The oldest hath borne most: we that are young,
Shall never see so much, nor live so long.
Tuesday, October 24, 2023
#297 / We That Are Young
Pictured above is Jacob Fishel playing Edgar in a production of Shakespeare's King Lear, as presented by Theater for a New Audience.
King Lear, in my estimation, is one of Shakespeare's greatest plays. I was pleased to be able to see the play this past summer, performed by Santa Cruz Shakespeare, with Paul Whitworth playing an incomparable Lear.
It is Fishel's photo I feature, though, not Whitworth's, because one line from the play keeps bubbling up from somewhere deep within me, and that line, found in the play's Act 5, Scene 3, belongs to Edgar:

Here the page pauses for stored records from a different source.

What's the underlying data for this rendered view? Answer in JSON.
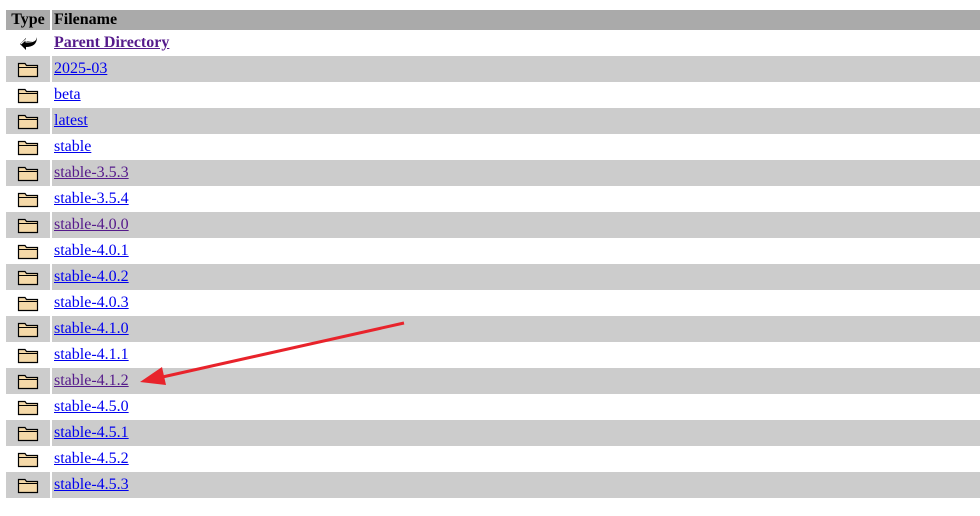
{
  "header": {
    "type_label": "Type",
    "filename_label": "Filename"
  },
  "parent": {
    "icon": "back-arrow-icon",
    "label": "Parent Directory"
  },
  "entries": [
    {
      "name": "2025-03",
      "icon": "folder-icon",
      "visited": false
    },
    {
      "name": "beta",
      "icon": "folder-icon",
      "visited": false
    },
    {
      "name": "latest",
      "icon": "folder-icon",
      "visited": false
    },
    {
      "name": "stable",
      "icon": "folder-icon",
      "visited": false
    },
    {
      "name": "stable-3.5.3",
      "icon": "folder-icon",
      "visited": true
    },
    {
      "name": "stable-3.5.4",
      "icon": "folder-icon",
      "visited": false
    },
    {
      "name": "stable-4.0.0",
      "icon": "folder-icon",
      "visited": true
    },
    {
      "name": "stable-4.0.1",
      "icon": "folder-icon",
      "visited": false
    },
    {
      "name": "stable-4.0.2",
      "icon": "folder-icon",
      "visited": false
    },
    {
      "name": "stable-4.0.3",
      "icon": "folder-icon",
      "visited": false
    },
    {
      "name": "stable-4.1.0",
      "icon": "folder-icon",
      "visited": false
    },
    {
      "name": "stable-4.1.1",
      "icon": "folder-icon",
      "visited": false
    },
    {
      "name": "stable-4.1.2",
      "icon": "folder-icon",
      "visited": true
    },
    {
      "name": "stable-4.5.0",
      "icon": "folder-icon",
      "visited": false
    },
    {
      "name": "stable-4.5.1",
      "icon": "folder-icon",
      "visited": false
    },
    {
      "name": "stable-4.5.2",
      "icon": "folder-icon",
      "visited": false
    },
    {
      "name": "stable-4.5.3",
      "icon": "folder-icon",
      "visited": false
    }
  ],
  "annotation": {
    "icon": "red-arrow-annotation",
    "color": "#e8232b"
  },
  "colors": {
    "header_bg": "#aaaaaa",
    "shaded_row_bg": "#cccccc",
    "link": "#0000ee",
    "visited_link": "#551a8b",
    "folder_fill": "#f5d9a8",
    "folder_stroke": "#000000"
  }
}
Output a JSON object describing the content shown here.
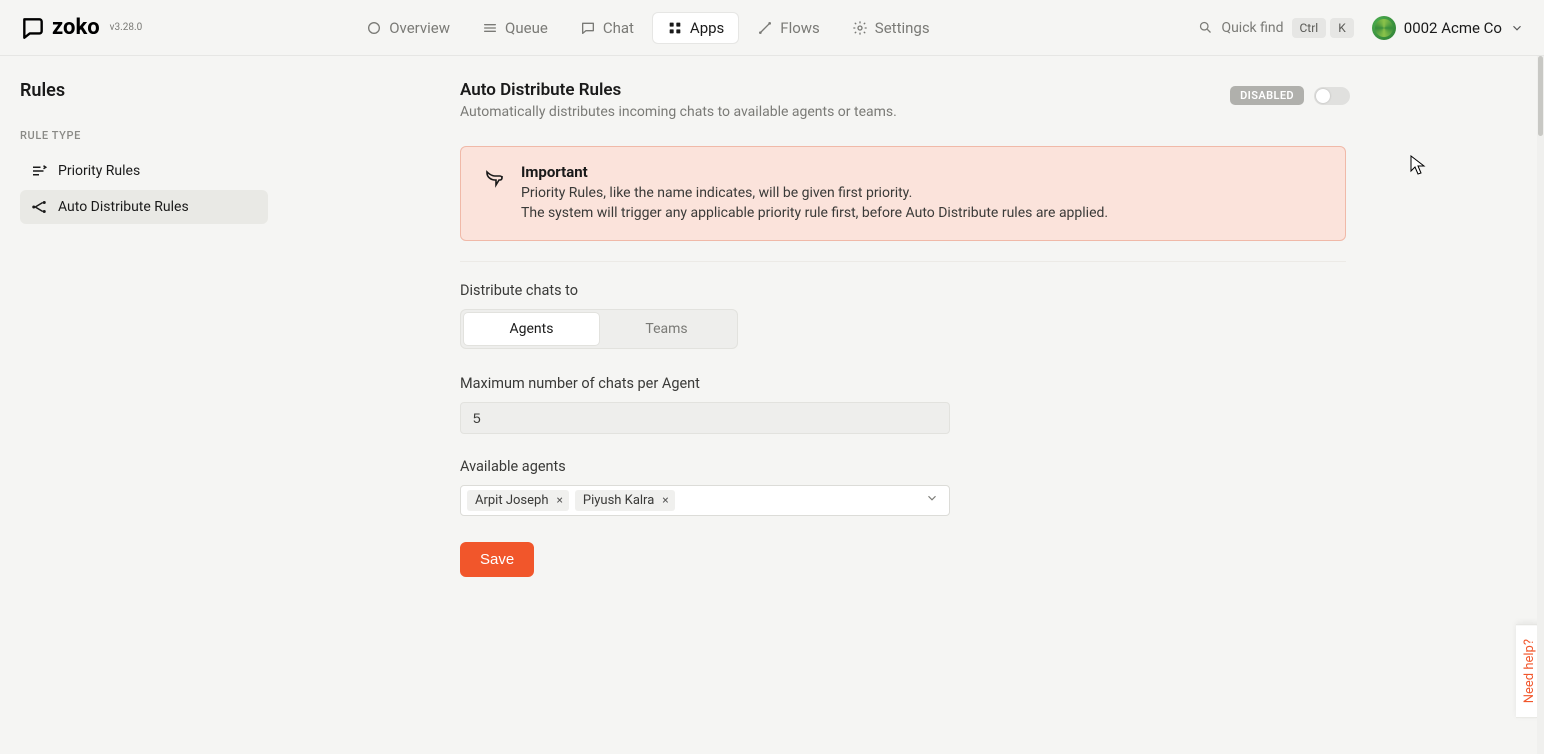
{
  "brand": {
    "name": "zoko",
    "version": "v3.28.0"
  },
  "nav": {
    "overview": "Overview",
    "queue": "Queue",
    "chat": "Chat",
    "apps": "Apps",
    "flows": "Flows",
    "settings": "Settings"
  },
  "search": {
    "placeholder": "Quick find",
    "kbd1": "Ctrl",
    "kbd2": "K"
  },
  "org": {
    "name": "0002 Acme Co"
  },
  "sidebar": {
    "title": "Rules",
    "section_label": "RULE TYPE",
    "items": [
      {
        "label": "Priority Rules"
      },
      {
        "label": "Auto Distribute Rules"
      }
    ]
  },
  "page": {
    "title": "Auto Distribute Rules",
    "subtitle": "Automatically distributes incoming chats to available agents or teams.",
    "status_label": "DISABLED"
  },
  "alert": {
    "heading": "Important",
    "line1": "Priority Rules, like the name indicates, will be given first priority.",
    "line2": "The system will trigger any applicable priority rule first, before Auto Distribute rules are applied."
  },
  "form": {
    "distribute_label": "Distribute chats to",
    "seg_agents": "Agents",
    "seg_teams": "Teams",
    "max_label": "Maximum number of chats per Agent",
    "max_value": "5",
    "agents_label": "Available agents",
    "agents": [
      {
        "name": "Arpit Joseph"
      },
      {
        "name": "Piyush Kalra"
      }
    ],
    "save": "Save"
  },
  "help": "Need help?"
}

As the end of this year is advancing upon us, I am ever more justified in playing my "old guy" card. I have one of those "big birthdays" arriving soon, and more and more, as time advances, Edgar's line "speaks to my condition," to quote a Quaker phrase.
Not so long ago, I urged any person who might read my blog to listen (and probably not for the first time) to Peter, Paul and Mary, singing a song originally sung by Pete Seeger, "Where Have All The Flowers Gone." If you click that link to the title of the song, you'll be able to hear Pete Seeger sing it. His rendition, perhaps, is even more powerful than the moving presentation I featured earlier. Both versions brought me to tears.
Edgar's words are not an "old guy's" words. As one of the "old guys," though, Shakespeare's words, as stated by Edgar, keep bubbling up into my mind.
I have lived what has been a long and wonderful life. I am thankful for it, for everything! But is it really true that those who are young "shall never see so much, nor live so long?"
Oh, no! Please let that not be true!
It is my wish, for those who are young, that they will not see (though I am afraid they might) the arrival of that war doom that has been threatening us all, for my whole life. It is my wish that the young will not see the continuing and progressive destruction of this beautiful Earth, a destruction that we are carrying out ourselves, we who ultimately depend upon this Earth that is our home.
Edgar's speech combines, in my mind, with what Pete Seeger sang, and with what Peter, Paul and Mary sang. The song (in that frame) poses a question, at least so it seems to me, and the answer to that question can animate actions that have the ability to transform our current reality, and to change the future.
We who are old (and we who are young) all know the question.
And that question is not: "When will we ever learn?" We already know.
The question is: "When will we ever change?"